Monday, September 26, 2011

Review: Atlantic Chamber Ensemble

Sept. 26, Virginia Commonwealth University

The Atlantic Chamber Ensemble, a new chamber-music collective composed largely of Richmond Symphony and Virginia Commonwealth University musicians, made an impressive debut before a pretty large and very appreciative crowd at VCU’s Singleton Arts Center.

The full ensemble for this performance – violinists Susanna Klein and Ross Monroe Winter, violist Kimberly Sparr, cellist Jason McComb, double-bassist Fred Dole, oboist Shawn Welk, clarinetist Ralph Skiano, bassoonist Martin Gordon, French horn player Deborah Fialek and flutist Jenn Lawson – played the too rarely heard Nonet of Bohuslav Martinů as the program’s finale.
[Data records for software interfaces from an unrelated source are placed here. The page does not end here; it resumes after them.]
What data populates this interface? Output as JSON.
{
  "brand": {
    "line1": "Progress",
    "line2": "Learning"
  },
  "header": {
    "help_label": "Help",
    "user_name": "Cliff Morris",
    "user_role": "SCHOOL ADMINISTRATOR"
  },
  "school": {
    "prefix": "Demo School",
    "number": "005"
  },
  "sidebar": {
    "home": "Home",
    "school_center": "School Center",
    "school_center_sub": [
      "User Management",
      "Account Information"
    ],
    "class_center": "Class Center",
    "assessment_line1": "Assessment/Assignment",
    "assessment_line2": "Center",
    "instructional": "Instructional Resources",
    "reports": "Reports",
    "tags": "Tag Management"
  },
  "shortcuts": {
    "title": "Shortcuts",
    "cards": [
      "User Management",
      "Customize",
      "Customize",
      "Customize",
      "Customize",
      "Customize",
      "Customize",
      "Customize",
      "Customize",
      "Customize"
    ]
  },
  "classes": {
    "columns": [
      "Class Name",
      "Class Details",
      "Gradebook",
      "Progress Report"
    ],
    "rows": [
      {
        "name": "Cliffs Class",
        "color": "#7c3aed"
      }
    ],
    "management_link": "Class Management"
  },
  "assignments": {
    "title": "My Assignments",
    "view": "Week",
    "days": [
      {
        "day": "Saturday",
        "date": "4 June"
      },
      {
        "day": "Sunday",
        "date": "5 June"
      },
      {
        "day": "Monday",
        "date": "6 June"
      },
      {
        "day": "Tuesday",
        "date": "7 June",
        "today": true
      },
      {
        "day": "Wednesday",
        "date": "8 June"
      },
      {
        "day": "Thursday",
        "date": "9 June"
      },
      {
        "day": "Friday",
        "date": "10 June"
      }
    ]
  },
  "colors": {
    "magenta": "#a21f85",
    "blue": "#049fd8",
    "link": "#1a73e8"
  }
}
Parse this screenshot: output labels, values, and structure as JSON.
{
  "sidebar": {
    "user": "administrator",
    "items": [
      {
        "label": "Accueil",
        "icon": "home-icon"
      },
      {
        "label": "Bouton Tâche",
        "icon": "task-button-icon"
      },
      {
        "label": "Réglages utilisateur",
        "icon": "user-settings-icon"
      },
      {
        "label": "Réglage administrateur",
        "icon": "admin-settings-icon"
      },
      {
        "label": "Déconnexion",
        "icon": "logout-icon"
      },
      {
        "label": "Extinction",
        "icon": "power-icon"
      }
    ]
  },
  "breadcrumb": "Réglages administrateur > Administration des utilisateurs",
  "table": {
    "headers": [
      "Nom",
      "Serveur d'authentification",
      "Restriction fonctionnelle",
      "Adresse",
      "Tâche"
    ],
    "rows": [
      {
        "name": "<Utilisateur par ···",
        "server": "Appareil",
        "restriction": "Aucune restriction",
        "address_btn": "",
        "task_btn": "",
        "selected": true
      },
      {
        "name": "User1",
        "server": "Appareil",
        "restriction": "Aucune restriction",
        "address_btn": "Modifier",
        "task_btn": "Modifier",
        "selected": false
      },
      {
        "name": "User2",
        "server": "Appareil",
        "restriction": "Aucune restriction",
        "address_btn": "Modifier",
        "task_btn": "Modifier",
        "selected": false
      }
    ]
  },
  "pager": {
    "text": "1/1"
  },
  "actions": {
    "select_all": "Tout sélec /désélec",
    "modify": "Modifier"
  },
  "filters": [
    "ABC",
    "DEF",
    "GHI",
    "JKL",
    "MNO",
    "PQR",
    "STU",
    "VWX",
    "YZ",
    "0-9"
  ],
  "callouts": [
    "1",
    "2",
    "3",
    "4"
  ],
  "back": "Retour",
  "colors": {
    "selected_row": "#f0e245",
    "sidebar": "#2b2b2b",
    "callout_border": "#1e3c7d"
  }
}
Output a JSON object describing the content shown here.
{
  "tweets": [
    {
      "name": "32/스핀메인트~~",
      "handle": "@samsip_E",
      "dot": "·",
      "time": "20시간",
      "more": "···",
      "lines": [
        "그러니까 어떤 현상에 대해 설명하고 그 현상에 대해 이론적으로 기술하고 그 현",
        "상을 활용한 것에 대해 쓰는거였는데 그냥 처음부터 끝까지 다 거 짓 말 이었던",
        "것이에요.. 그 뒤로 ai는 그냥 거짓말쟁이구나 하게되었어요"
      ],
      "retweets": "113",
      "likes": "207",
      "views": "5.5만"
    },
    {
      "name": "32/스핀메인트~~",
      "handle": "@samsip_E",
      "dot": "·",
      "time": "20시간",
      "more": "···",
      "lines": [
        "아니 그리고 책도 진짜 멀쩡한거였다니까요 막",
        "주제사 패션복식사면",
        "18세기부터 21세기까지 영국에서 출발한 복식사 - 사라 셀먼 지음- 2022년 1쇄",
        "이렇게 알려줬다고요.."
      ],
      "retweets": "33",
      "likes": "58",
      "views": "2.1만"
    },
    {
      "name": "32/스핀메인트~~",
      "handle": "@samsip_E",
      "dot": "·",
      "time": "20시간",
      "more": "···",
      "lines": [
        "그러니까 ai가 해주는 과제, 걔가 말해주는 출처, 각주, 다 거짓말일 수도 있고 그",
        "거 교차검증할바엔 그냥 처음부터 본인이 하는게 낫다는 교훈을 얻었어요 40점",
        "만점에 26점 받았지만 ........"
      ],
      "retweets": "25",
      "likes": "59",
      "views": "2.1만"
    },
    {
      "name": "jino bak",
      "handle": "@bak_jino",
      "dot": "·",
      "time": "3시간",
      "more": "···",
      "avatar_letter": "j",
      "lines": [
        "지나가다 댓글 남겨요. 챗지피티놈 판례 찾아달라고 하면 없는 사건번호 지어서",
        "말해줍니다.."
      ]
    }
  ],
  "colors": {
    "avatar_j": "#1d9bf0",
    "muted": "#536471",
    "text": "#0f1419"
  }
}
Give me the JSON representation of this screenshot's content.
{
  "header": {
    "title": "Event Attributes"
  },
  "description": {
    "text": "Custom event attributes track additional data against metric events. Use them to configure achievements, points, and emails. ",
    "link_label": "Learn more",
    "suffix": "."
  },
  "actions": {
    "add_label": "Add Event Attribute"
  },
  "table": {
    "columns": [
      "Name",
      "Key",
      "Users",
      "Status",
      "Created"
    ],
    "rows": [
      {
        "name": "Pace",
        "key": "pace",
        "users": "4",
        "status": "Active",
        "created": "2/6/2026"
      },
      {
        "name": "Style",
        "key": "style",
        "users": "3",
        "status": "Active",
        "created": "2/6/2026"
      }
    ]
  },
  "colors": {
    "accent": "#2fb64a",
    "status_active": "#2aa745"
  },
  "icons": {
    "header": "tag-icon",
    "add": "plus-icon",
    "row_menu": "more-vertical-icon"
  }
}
The wind players were featured in another infrequently played piece, Samuel Barber’s “Summer Music.” Winter, Klein, Sparr and McComb took on the program’s greatest interpretive challenge in Dmitri Shostakovich’s String Quartet No. 8.

The Shostakovich quartet, ostensibly dedicated to the victims of fascism in World War II, is in fact a wrenchingly soul-baring self-portrait of the composer, looking back on his struggle to maintain artistic integrity and sanity without falling prey to Josef Stalin and the minions of this most murderous and paranoid of Soviet dictators.

Shostakovich’s score is austere yet intensely expressive, and requires a high level of string technique with carefully timed descents into roughness. Some excellent ensembles have failed to strike those balances; many of the great quartets, wisely, have left this piece out of their repertories.

This foursome delivered a very credible and deeply moving reading, never slackening or losing emotional focus in the slow music, bringing out the profound dread of the “knocks on the door” in the second of the the three largos, and playing the allegro and allegretto movements with darkly hued animation if not the full measure of giddy desperation. A few intonational lapses could be forgiven in a performance of productive incaution.

The Barber and Martinů are much lighter and more cheerful works, each in their way fine examples of
mid-20th-century classicism, and were treated as such by these performers.

Some solo lines were over-projected in the Barber; overall, though, the composer’s assemblage of seven themes (several recurring) evoking summer atmospherics and moods received a well-balanced and finely detailed reading.

The Martinů Nonet, one of the Czech composer’s last works, conspicuously lacks the rarified, shimmering tonal devices and harmonic techniques of much of his mature music, sounding more like the French-accented neoclassical pieces he wrote in Paris in the 1920s. (In a blind listening test, the Nonet might easily be mistaken for something by Poulenc.)

The nine musicians gave the Martinů a suitably high-spirited run, with the substantial bonus of consistently refined playing.

ACE has made part of its mission a determination to talk to and otherwise interact with its audiences and involve listeners in the process of preparing and giving performances. That proved to be a work-in-progress in this debut.

A screen identifying Barber’s themes by letters A through G was unobtrusively useful, as was a printed “play-by-play” of the quintet’s movements. Spoken introductions to the concert and its selections see-sawed between the informative and gimmicky, conversational and stiff. The red stage lighting for the Shostakovich was a bit obvious, although the piece is better experienced in dimmer light. The claim that the gulags were shut down after Stalin’s death in 1953 was flat wrong: Prisoners would continue to languish and die in Soviet slave-labor camps for many more decades.

ACE is ensemble-in-residence of WCVE (88.9 FM), Richmond’s public-radio station. So, if you missed this program, you may catch some or all of it on the air.